      The recipe calls for a mix of mozzarella, Gruyère, Emmental, and Cheddar, but MacIntyre encourages home cooks to experiment with their own combinations, as long as one of the cheeses is a soft one that melts easily. The recipe also calls for a crusty baguette or an airy ciabatta instead of the traditional sliced sandwich bread, giving a crunchy texture that contrasts with the cheese.

      When asked about a drink pairing, MacIntyre suggests a crisp white wine if you’re going for a sophisticated meal. But if your goal is comfort, he says, a cold glass of milk goes best.

      Burgoo's gooey cheese grillers


      1 knob butter
      4 slices baguette bread, each cut ½-inch thick on the diagonal
      1 large handful mixed grated cheeses (such as mozzarella, Gruyère, Emmental, and old Cheddar)

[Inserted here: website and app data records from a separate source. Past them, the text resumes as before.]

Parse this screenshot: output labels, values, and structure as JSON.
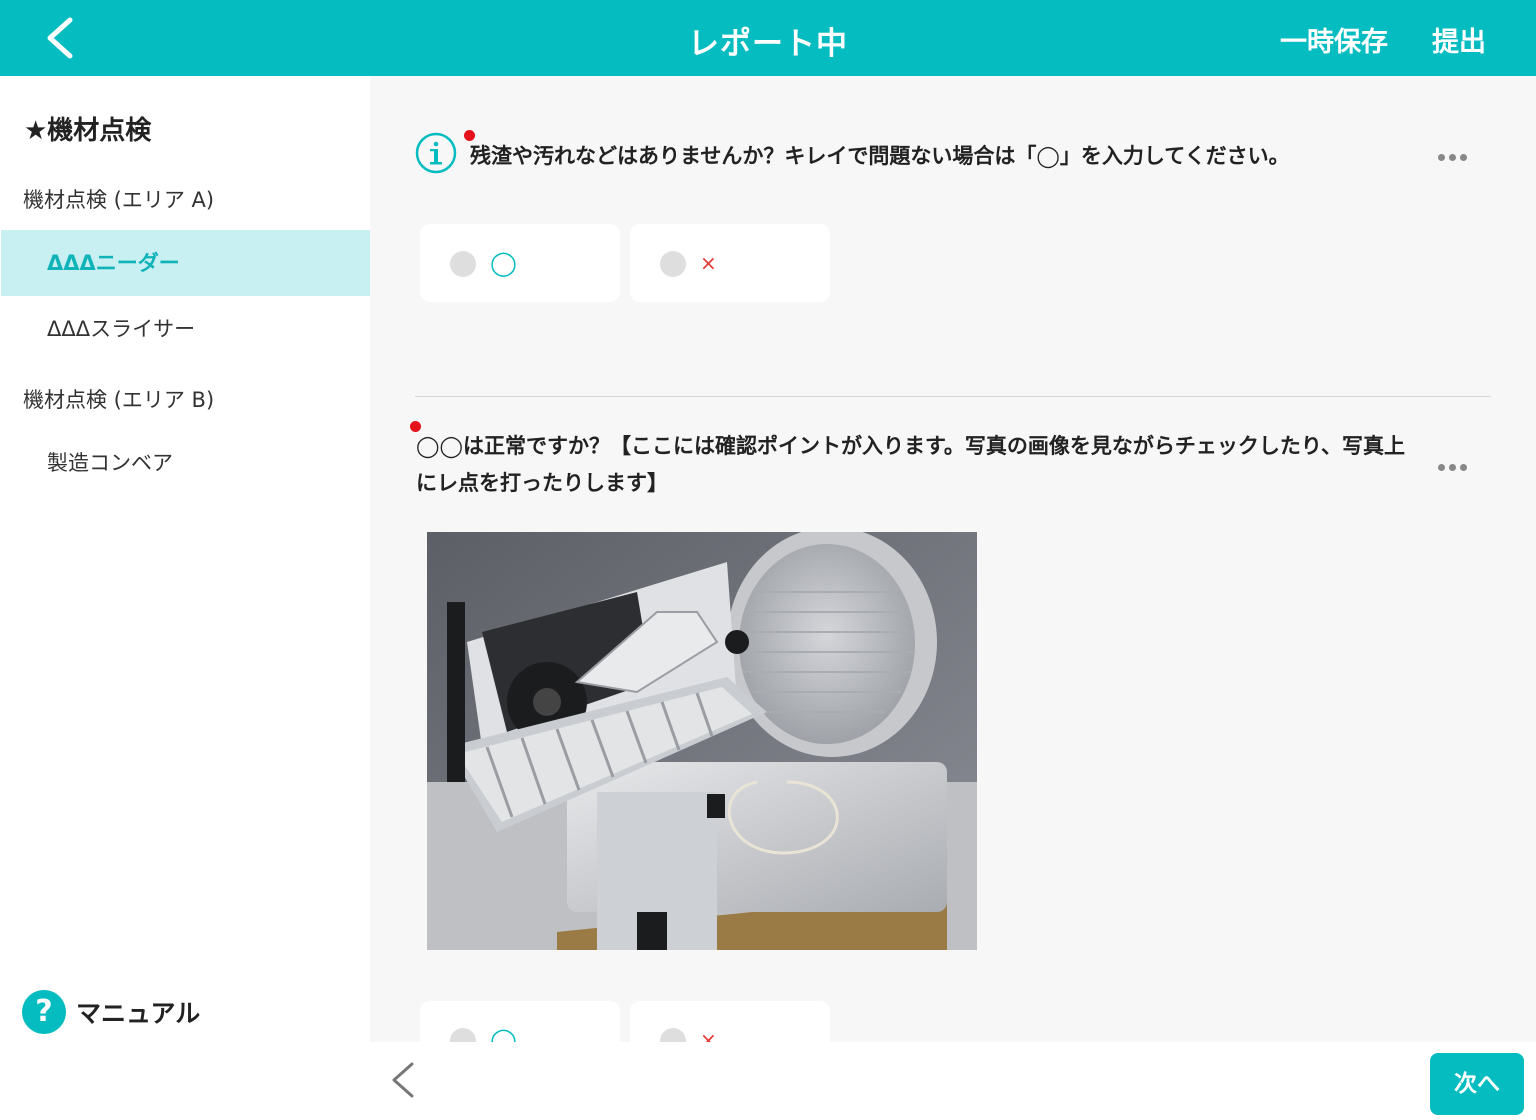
{
  "header": {
    "title": "レポート中",
    "save_label": "一時保存",
    "submit_label": "提出"
  },
  "sidebar": {
    "section_title": "★機材点検",
    "groups": [
      {
        "label": "機材点検 (エリア A)",
        "items": [
          {
            "label": "ΔΔΔニーダー",
            "active": true
          },
          {
            "label": "ΔΔΔスライサー",
            "active": false
          }
        ]
      },
      {
        "label": "機材点検 (エリア B)",
        "items": [
          {
            "label": "製造コンベア",
            "active": false
          }
        ]
      }
    ],
    "manual_icon": "?",
    "manual_label": "マニュアル"
  },
  "questions": [
    {
      "text": "残渣や汚れなどはありませんか？キレイで問題ない場合は「◯」を入力してください。",
      "options": [
        "◯",
        "×"
      ],
      "required": true
    },
    {
      "text": "◯◯は正常ですか？【ここには確認ポイントが入ります。写真の画像を見ながらチェックしたり、写真上にレ点を打ったりします】",
      "options": [
        "◯",
        "×"
      ],
      "required": true
    }
  ],
  "footer": {
    "next_label": "次へ"
  },
  "colors": {
    "accent": "#05bcc0",
    "active_bg": "#c8eff1",
    "required_dot": "#e5121b",
    "cross": "#e53935"
  }
}
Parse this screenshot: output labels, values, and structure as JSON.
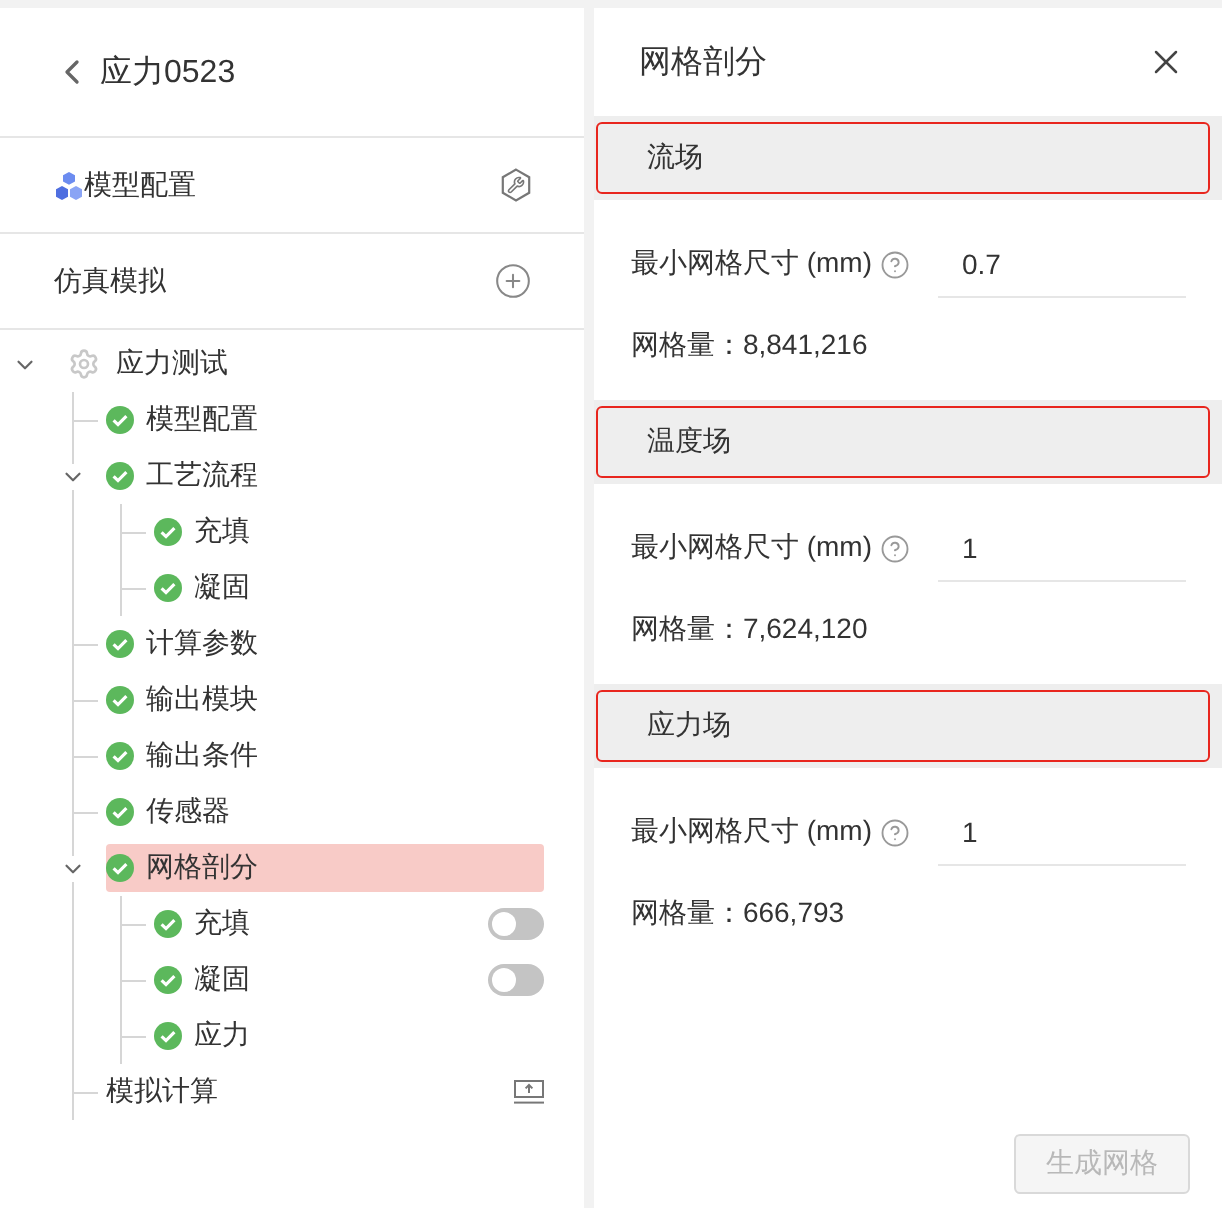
{
  "header": {
    "title": "应力0523"
  },
  "model_config": {
    "label": "模型配置"
  },
  "simulation": {
    "label": "仿真模拟"
  },
  "tree": {
    "label": "应力测试",
    "kind": "group",
    "expanded": true,
    "selected": false,
    "children": [
      {
        "label": "模型配置",
        "kind": "step",
        "selected": false
      },
      {
        "label": "工艺流程",
        "kind": "step",
        "expanded": true,
        "selected": false,
        "children": [
          {
            "label": "充填",
            "kind": "step",
            "selected": false
          },
          {
            "label": "凝固",
            "kind": "step",
            "selected": false
          }
        ]
      },
      {
        "label": "计算参数",
        "kind": "step",
        "selected": false
      },
      {
        "label": "输出模块",
        "kind": "step",
        "selected": false
      },
      {
        "label": "输出条件",
        "kind": "step",
        "selected": false
      },
      {
        "label": "传感器",
        "kind": "step",
        "selected": false
      },
      {
        "label": "网格剖分",
        "kind": "step",
        "expanded": true,
        "selected": true,
        "children": [
          {
            "label": "充填",
            "kind": "toggle_step",
            "on": false,
            "selected": false
          },
          {
            "label": "凝固",
            "kind": "toggle_step",
            "on": false,
            "selected": false
          },
          {
            "label": "应力",
            "kind": "step",
            "selected": false
          }
        ]
      },
      {
        "label": "模拟计算",
        "kind": "run",
        "selected": false
      }
    ]
  },
  "panel": {
    "title": "网格剖分",
    "sections": [
      {
        "title": "流场",
        "outlined": true,
        "size_label": "最小网格尺寸 (mm)",
        "size_value": "0.7",
        "count": "网格量：8,841,216"
      },
      {
        "title": "温度场",
        "outlined": true,
        "size_label": "最小网格尺寸 (mm)",
        "size_value": "1",
        "count": "网格量：7,624,120"
      },
      {
        "title": "应力场",
        "outlined": true,
        "size_label": "最小网格尺寸 (mm)",
        "size_value": "1",
        "count": "网格量：666,793"
      }
    ],
    "generate_button": {
      "label": "生成网格",
      "disabled": true
    }
  }
}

      1. Preheat oven to 400 ° F (200 ° C).
      2. In a large cast-iron skillet or heavy, ovenproof nonstick frying pan, melt butter over medium-high heat.
      3. Place all 4 slices of bread in pan. As bread browns, liberally sprinkle cheeses over top, allowing some cheese to fall onto the pan between slices.
      4. Immediately place pan in oven on the middle rack. Cook for 5 minutes, or until bread begins to brown at the edges and cheese is completely melted.
      5. Remove pan from oven. Using a spatula or lifter, carefully make 2 sandwiches by flipping each pair of bread slices together, cheesy sides in.
      6. Transfer sandwiches onto a plate and serve immediately.

      Yield: 1 serving.

      Recipe has not been tested by the Georgia Straight.

      Recipe adapted from Burgoo: Food for Comfort (Figure 1 Publishing). Reprinted with permission. All rights reserved.

      Burgoo chef Stephan MacIntyre makes gooey cheese grillers